## What is being asked
Please find every line in the entries below that contains the string "caption", and copy it.

** Task material follows **

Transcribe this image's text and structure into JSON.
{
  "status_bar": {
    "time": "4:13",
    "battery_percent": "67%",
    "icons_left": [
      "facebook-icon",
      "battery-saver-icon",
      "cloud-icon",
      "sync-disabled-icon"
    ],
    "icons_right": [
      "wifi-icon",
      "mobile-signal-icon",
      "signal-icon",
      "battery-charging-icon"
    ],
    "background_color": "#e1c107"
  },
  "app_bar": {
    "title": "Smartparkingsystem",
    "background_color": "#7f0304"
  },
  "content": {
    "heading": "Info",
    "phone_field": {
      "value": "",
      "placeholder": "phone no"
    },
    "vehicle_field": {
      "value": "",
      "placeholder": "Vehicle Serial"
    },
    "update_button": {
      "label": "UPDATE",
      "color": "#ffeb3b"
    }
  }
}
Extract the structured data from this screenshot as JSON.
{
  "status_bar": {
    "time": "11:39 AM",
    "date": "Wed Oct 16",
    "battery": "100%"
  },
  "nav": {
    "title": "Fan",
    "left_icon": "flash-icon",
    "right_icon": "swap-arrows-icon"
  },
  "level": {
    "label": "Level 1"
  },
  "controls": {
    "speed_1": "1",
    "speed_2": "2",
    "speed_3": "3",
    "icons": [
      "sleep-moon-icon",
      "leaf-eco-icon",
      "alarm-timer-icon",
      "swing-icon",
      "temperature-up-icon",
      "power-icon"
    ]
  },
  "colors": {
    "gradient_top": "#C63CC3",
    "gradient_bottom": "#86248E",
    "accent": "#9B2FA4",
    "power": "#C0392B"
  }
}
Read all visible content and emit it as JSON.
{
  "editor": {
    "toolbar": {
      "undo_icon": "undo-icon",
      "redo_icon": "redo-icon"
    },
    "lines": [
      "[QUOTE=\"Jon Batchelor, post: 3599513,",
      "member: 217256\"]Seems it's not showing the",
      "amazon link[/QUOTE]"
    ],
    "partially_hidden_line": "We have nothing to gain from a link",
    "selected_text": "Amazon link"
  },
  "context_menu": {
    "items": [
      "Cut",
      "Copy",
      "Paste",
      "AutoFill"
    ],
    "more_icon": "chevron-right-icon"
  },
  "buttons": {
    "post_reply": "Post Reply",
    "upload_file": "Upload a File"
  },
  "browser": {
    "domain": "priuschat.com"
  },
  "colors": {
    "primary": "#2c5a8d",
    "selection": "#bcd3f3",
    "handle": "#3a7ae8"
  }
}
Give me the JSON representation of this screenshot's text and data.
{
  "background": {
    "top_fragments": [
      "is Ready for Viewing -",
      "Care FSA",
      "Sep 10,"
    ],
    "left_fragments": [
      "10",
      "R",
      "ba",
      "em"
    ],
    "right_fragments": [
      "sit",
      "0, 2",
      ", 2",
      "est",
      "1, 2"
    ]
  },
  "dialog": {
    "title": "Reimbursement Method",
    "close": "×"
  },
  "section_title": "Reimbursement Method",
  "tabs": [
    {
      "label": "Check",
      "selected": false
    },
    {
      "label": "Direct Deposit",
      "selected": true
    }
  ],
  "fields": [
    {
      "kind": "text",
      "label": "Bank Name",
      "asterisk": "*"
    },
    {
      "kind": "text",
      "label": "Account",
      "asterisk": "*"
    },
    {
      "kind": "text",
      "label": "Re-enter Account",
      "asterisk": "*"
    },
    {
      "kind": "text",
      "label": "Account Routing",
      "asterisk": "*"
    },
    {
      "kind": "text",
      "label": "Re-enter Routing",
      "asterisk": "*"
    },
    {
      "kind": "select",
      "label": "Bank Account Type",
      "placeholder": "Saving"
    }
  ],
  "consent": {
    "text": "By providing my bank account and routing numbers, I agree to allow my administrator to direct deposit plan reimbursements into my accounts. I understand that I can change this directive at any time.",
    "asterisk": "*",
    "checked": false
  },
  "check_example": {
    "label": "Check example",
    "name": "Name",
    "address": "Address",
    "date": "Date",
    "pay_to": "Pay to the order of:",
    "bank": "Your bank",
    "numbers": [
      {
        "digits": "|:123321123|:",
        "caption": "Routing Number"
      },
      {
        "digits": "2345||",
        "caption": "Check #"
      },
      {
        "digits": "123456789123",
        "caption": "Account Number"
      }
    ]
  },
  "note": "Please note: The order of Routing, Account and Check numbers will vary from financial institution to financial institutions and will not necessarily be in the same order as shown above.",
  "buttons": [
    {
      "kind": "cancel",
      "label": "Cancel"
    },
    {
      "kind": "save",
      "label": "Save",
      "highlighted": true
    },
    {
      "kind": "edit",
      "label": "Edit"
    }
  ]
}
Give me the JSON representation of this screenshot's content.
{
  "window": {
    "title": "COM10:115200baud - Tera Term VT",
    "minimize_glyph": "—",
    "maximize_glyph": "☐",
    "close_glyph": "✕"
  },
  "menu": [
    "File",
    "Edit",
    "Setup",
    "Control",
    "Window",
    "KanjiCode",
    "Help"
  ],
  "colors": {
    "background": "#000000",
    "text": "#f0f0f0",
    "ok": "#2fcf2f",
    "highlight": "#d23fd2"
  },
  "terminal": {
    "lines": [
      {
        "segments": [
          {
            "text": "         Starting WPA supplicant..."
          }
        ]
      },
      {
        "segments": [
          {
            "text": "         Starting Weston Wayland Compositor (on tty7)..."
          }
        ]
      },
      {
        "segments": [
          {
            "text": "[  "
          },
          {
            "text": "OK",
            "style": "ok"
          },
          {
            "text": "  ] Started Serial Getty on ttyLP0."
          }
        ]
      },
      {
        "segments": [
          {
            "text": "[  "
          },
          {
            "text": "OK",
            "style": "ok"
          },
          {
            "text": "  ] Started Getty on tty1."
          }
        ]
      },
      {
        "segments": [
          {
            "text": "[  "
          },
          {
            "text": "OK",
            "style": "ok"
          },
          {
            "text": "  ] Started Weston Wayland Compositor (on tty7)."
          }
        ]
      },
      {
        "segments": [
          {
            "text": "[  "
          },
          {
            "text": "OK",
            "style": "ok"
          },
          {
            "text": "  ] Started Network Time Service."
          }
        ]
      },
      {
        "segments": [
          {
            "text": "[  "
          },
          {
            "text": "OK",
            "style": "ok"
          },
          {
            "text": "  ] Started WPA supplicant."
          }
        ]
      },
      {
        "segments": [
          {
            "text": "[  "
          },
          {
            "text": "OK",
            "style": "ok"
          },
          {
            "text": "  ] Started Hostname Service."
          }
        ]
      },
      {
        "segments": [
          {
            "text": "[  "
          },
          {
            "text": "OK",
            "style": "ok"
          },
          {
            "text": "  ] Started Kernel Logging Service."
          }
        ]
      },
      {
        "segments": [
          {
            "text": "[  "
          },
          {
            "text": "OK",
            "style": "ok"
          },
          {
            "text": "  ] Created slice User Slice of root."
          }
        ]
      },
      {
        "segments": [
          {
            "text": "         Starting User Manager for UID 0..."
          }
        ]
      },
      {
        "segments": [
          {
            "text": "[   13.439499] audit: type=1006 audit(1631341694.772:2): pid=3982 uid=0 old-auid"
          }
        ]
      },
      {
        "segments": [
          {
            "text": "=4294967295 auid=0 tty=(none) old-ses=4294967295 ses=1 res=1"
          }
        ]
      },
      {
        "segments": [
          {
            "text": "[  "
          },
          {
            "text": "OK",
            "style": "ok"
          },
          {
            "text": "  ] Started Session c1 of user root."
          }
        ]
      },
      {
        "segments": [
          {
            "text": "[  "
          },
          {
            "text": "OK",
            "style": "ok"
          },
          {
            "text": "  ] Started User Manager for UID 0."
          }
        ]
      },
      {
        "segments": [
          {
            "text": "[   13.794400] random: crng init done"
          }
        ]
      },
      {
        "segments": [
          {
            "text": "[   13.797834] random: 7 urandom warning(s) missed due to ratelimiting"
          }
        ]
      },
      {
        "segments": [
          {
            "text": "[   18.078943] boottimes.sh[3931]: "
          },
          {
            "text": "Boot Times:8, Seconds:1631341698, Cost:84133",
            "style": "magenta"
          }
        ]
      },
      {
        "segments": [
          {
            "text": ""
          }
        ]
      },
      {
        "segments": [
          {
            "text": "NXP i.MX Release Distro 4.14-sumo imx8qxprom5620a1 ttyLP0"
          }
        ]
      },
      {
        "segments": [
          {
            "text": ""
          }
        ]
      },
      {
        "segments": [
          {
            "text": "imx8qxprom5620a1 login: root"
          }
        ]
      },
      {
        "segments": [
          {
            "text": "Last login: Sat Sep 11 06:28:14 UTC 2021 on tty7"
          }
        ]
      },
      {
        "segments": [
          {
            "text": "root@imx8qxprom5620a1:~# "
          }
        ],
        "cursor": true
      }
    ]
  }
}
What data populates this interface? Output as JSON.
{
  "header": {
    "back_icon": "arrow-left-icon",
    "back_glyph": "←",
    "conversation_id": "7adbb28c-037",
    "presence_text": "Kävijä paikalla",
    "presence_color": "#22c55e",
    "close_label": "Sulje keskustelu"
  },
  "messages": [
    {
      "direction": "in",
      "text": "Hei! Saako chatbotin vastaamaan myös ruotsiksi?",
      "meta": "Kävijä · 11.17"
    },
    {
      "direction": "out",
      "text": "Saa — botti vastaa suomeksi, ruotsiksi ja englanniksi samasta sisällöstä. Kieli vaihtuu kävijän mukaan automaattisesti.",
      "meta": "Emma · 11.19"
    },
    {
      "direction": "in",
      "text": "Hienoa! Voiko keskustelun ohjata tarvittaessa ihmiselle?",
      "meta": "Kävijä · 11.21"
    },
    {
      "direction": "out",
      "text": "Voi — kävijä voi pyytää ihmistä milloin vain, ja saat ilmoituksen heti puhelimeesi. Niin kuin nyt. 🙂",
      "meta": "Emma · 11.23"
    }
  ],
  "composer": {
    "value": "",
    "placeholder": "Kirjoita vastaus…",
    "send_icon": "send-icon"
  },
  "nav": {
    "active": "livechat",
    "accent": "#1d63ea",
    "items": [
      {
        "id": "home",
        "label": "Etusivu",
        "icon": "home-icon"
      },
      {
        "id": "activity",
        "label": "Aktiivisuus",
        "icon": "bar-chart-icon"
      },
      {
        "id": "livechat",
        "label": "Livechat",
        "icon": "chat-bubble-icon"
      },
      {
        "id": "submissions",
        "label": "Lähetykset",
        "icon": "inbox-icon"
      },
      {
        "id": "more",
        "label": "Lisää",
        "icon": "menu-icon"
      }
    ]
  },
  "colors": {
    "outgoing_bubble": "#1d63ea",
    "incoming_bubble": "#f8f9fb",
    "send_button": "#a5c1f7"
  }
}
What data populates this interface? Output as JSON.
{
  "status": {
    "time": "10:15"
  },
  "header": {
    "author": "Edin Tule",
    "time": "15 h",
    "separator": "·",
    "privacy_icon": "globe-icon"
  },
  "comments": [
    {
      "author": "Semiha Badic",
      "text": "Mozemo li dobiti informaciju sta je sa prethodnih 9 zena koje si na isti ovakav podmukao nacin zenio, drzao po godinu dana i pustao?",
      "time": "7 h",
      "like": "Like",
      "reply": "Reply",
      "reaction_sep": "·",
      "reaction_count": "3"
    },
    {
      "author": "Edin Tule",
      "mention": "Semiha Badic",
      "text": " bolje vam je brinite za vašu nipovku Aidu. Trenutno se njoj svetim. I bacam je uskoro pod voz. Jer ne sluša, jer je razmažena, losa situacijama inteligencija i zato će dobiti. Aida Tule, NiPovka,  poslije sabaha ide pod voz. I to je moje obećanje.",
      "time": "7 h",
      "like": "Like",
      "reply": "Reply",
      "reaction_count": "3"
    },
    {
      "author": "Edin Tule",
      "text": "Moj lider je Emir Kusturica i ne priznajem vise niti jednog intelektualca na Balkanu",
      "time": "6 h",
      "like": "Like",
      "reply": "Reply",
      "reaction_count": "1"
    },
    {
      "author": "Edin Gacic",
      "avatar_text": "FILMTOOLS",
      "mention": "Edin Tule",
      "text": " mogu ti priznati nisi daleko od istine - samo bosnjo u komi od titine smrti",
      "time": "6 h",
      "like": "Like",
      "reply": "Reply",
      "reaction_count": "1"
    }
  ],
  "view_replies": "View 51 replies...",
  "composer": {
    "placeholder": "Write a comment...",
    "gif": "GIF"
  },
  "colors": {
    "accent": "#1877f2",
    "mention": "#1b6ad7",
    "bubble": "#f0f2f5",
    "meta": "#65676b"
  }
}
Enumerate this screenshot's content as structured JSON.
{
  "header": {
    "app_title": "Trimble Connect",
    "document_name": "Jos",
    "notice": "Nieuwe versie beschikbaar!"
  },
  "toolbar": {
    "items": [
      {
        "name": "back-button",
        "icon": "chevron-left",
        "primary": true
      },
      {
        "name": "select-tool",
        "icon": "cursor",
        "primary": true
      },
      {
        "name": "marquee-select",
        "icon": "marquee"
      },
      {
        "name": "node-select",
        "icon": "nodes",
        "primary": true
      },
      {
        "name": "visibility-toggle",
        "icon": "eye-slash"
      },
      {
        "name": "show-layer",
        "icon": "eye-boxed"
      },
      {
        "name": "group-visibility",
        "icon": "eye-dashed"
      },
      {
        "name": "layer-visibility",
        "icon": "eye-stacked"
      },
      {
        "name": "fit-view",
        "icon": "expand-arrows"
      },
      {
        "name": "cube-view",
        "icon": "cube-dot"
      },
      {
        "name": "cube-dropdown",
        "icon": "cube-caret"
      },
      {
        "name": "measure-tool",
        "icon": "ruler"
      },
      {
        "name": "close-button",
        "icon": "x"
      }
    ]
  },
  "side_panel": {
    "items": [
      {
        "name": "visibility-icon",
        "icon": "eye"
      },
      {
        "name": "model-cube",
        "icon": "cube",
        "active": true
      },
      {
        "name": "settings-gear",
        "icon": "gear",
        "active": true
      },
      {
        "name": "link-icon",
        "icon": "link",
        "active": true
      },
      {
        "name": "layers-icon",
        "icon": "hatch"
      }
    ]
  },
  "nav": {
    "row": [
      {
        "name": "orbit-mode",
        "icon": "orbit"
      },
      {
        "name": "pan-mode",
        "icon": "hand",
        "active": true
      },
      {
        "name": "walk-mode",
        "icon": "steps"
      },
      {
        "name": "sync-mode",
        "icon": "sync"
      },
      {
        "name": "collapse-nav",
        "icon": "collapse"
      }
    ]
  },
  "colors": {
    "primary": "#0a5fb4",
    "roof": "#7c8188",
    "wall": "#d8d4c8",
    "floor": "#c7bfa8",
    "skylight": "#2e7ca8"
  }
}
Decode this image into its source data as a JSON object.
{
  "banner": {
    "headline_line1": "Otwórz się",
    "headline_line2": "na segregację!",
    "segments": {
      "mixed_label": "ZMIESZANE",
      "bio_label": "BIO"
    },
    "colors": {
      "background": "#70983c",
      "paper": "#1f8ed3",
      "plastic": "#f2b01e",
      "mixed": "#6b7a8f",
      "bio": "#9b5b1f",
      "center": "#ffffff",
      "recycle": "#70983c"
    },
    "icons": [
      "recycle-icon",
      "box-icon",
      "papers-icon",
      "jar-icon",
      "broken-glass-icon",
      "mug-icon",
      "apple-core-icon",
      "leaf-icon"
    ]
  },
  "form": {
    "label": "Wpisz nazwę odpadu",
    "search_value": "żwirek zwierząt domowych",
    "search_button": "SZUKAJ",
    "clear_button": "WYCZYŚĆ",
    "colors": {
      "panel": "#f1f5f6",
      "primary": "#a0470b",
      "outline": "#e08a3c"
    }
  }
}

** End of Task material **

## Output of the exercise
        "caption": "Routing Number"
        "caption": "Check #"
        "caption": "Account Number"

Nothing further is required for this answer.